C. Add to your finished sauce some canned chickpeas and serve over couscous or pasta for a vegetarian main dish.

Bon Apetit!

Read Full Post »

Yesterday I did two food saver recipes: kiwi-pineapple jam and stewed veggies.

Kiwi- Pineapple Jam

My toddler loves kiwi, so I wasn’t worried that I had a lot, but suddenly the all got ripe together! By the time they were over ripe I still had four kiwis. I looked around the Internet a bit and changed things to fit what I had and came up with this recipe. I intend to use it on bread and as a sweet and sour sauce on chicken.

1 small can pinepple pieces in syrup
4 kiwis, peeled and cubed
1/2 cup-2/3 cup sugar
rind and juice from 1 small lemon ( my brother has a tree of small lemons)

Combine all ingredients in a pot . Bring to a boil. Continue simmering for 20-30 minutes, until fruit is soft. Taste and add sugar or lemon if needed. Simmer for 10 more minutes.
If jam is too syrupy for your taste, blend in a blender until smooth.
Place in clean jars with airtight lids. Turn jar over on its lid to cool.
When cooled, place jars in the fridge. Don’t forget to label!

Update: I didn’t add a lot of sugar because I prefered to keep it tart, with the result that it isn’t that good on bread – however as a sweet and sour sauce it’s awesome! It should also be great as a filling in cakes.

Stewed Veggies

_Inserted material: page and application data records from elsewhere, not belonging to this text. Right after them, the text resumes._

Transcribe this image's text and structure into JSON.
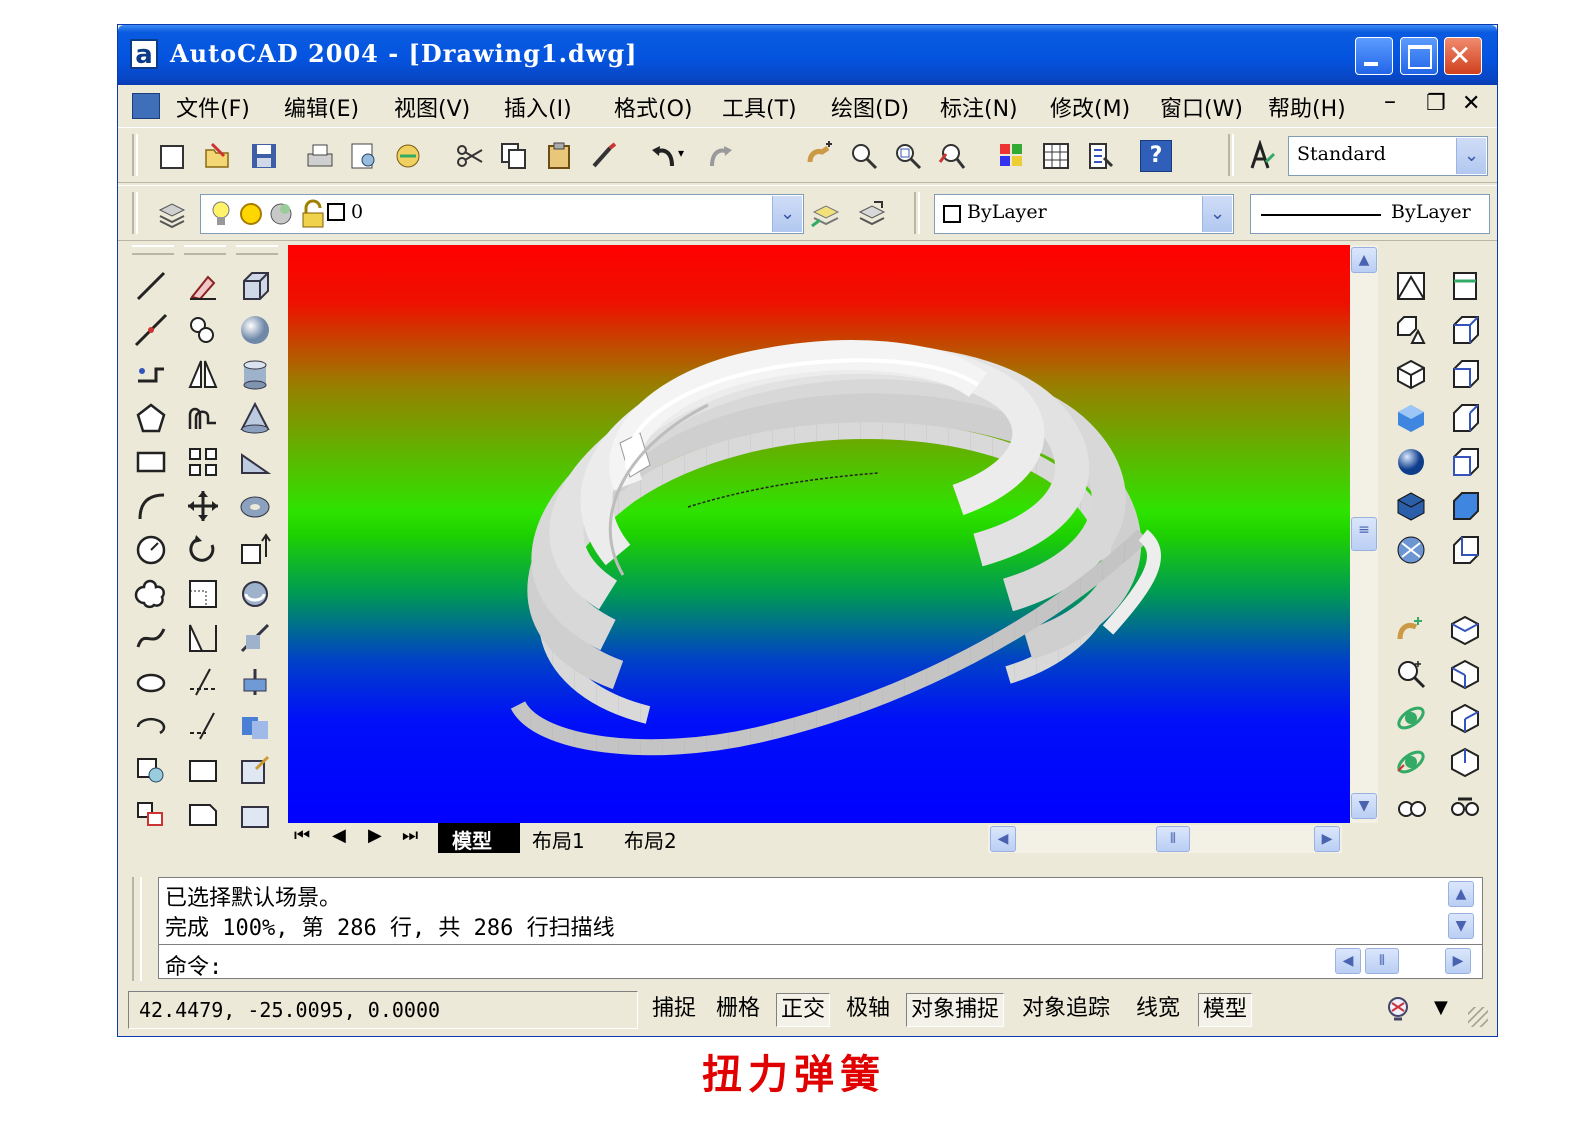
{
  "window": {
    "title": "AutoCAD 2004 - [Drawing1.dwg]",
    "app_icon": "a"
  },
  "menu": [
    "文件(F)",
    "编辑(E)",
    "视图(V)",
    "插入(I)",
    "格式(O)",
    "工具(T)",
    "绘图(D)",
    "标注(N)",
    "修改(M)",
    "窗口(W)",
    "帮助(H)"
  ],
  "toolbar": {
    "text_style": "Standard",
    "layer_value": "0",
    "color_value": "ByLayer",
    "linetype_value": "ByLayer"
  },
  "tabs": [
    "模型",
    "布局1",
    "布局2"
  ],
  "command": {
    "lines": [
      "已选择默认场景。",
      "完成 100%, 第 286 行, 共 286 行扫描线"
    ],
    "prompt": "命令:"
  },
  "status": {
    "coords": "42.4479,   -25.0095,  0.0000",
    "buttons": [
      "捕捉",
      "栅格",
      "正交",
      "极轴",
      "对象捕捉",
      "对象追踪",
      "线宽",
      "模型"
    ]
  },
  "caption": "扭力弹簧",
  "colors": {
    "title_blue": "#0454e0",
    "caption_red": "#e00000",
    "chrome": "#ece9d8"
  }
}
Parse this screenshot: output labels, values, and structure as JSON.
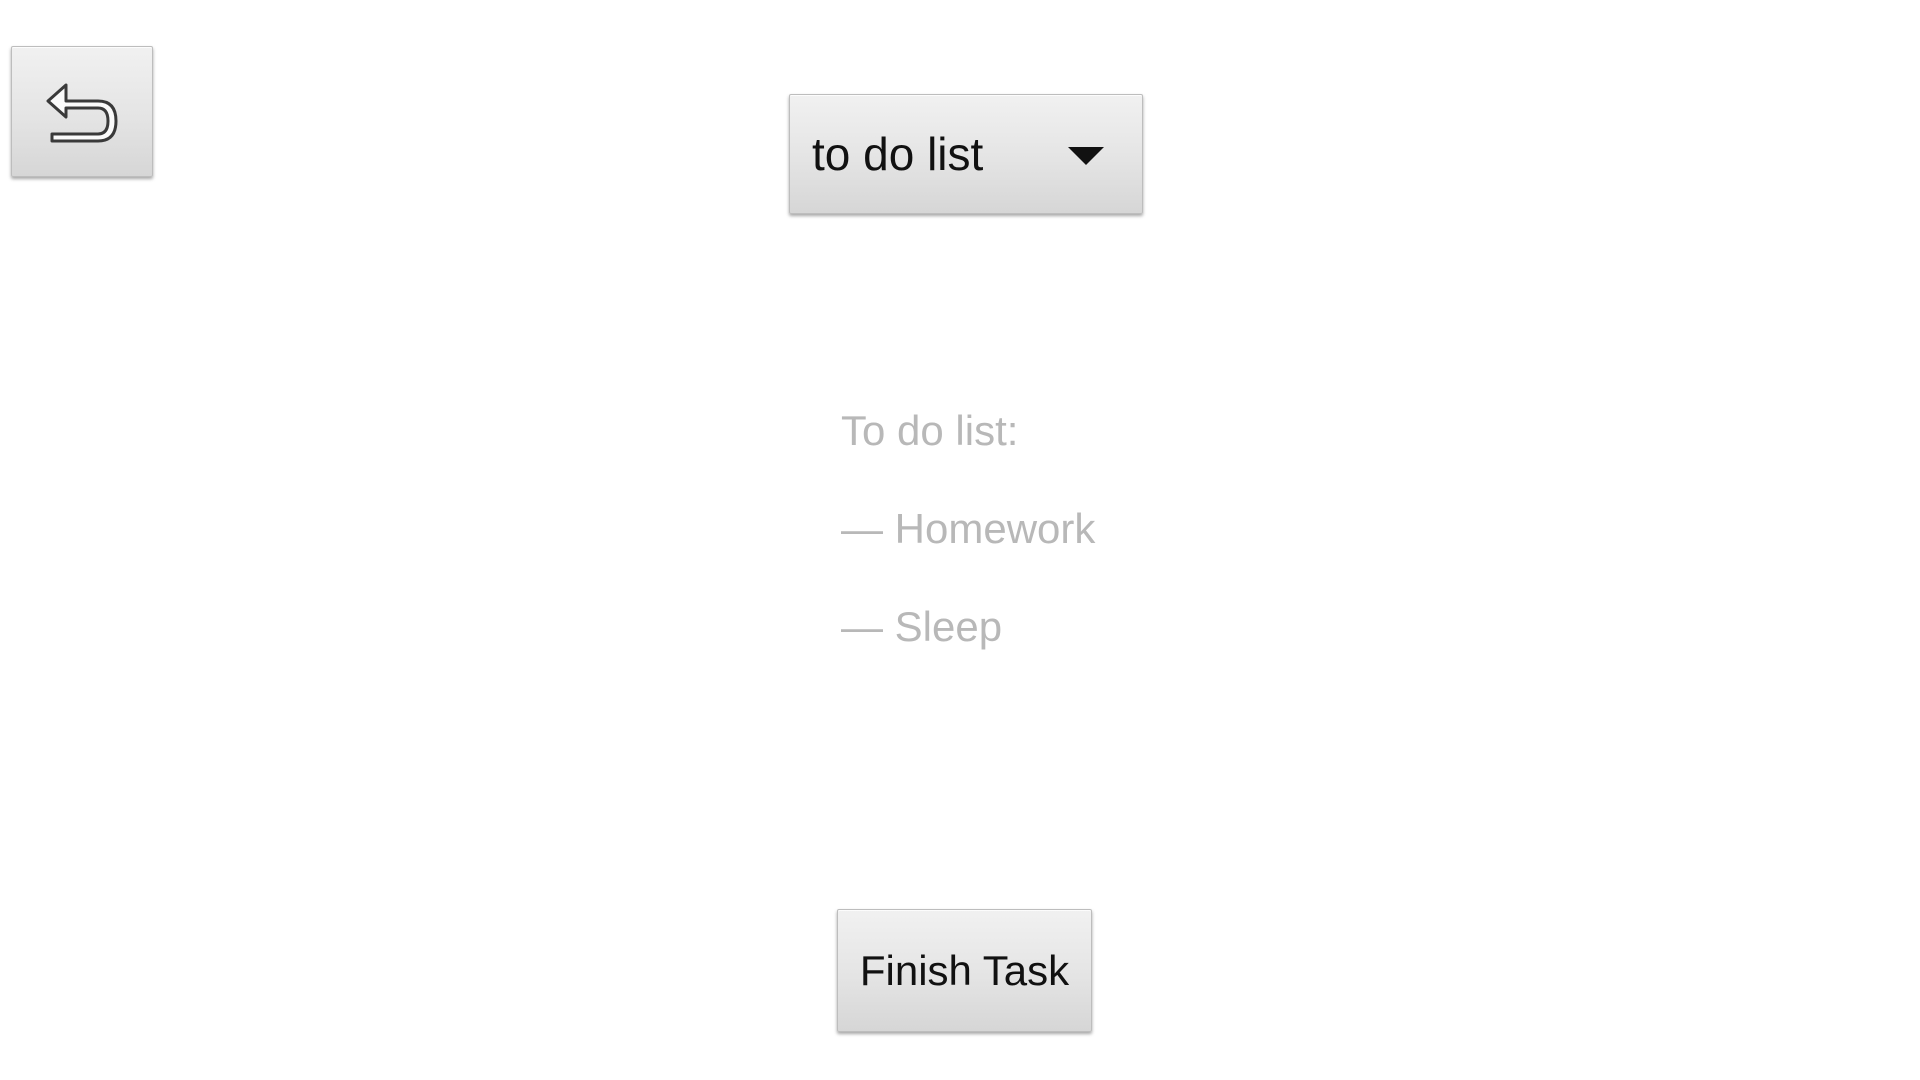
{
  "toolbar": {
    "back_icon": "undo-arrow-icon"
  },
  "list_selector": {
    "selected": "to do list",
    "icon": "chevron-down-icon"
  },
  "content": {
    "heading": "To do list:",
    "items": [
      "— Homework",
      "— Sleep"
    ],
    "text_color": "#b8b8b8"
  },
  "actions": {
    "finish_label": "Finish Task"
  }
}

This is a recipe of my mother in law.  I’m not sure of the spelling, but it sounds like gedunskesgemuse (German), which literally means vegetables cooked in their own juice. The original recipe calls for tomatoes, cucumbers (yes, cucumbers!) and red/yellow/orange bell peppers, all of which are cooked in a pot with some salt on low fire in their own juice (no added water).  The result is frozen in portions and can be used as a base in a number of dishes. This is excellent for the softening peppers, wrinkly cucumbers, and over-ripe tomatoes.
I was too late to save my cucumbers, so I used only our 6-7 bell peppers and 2 tomatoes. Because I didn’t have enough tomatoes relative to the peppers, after half an hour stewing I added some water.
When soft, freeze in portions ( I froze about 3- cups together, so that the portion would be enough for all my family. if you live alone, freeze in one-cup portions)


This stew makes an excellent pasta sauce: Thaw in a pot. When thawed, add 150 ml sour cream and if still too liquid 1 tbsp of flour. mix and serve over pasta with grated Parmesan.
I have also used it as a veggie side dish, thawed and warmed in the microwave with added seasonings.
It’s also great over chicken breast: fry chicken breast in a bit of oil, 2-3 minutes on each side until cooked. pour stew over chicken and serve.
Thaw, add a cup of canned drained chickpeas (or cooked if you have them), add paprika cumin and turmeric and serve over couscous for a quick vegetarian meal.
And it can also be used on rice or couscous as is.

I’m off for some chicken with pineapple-kiwi jam!

Read Full Post »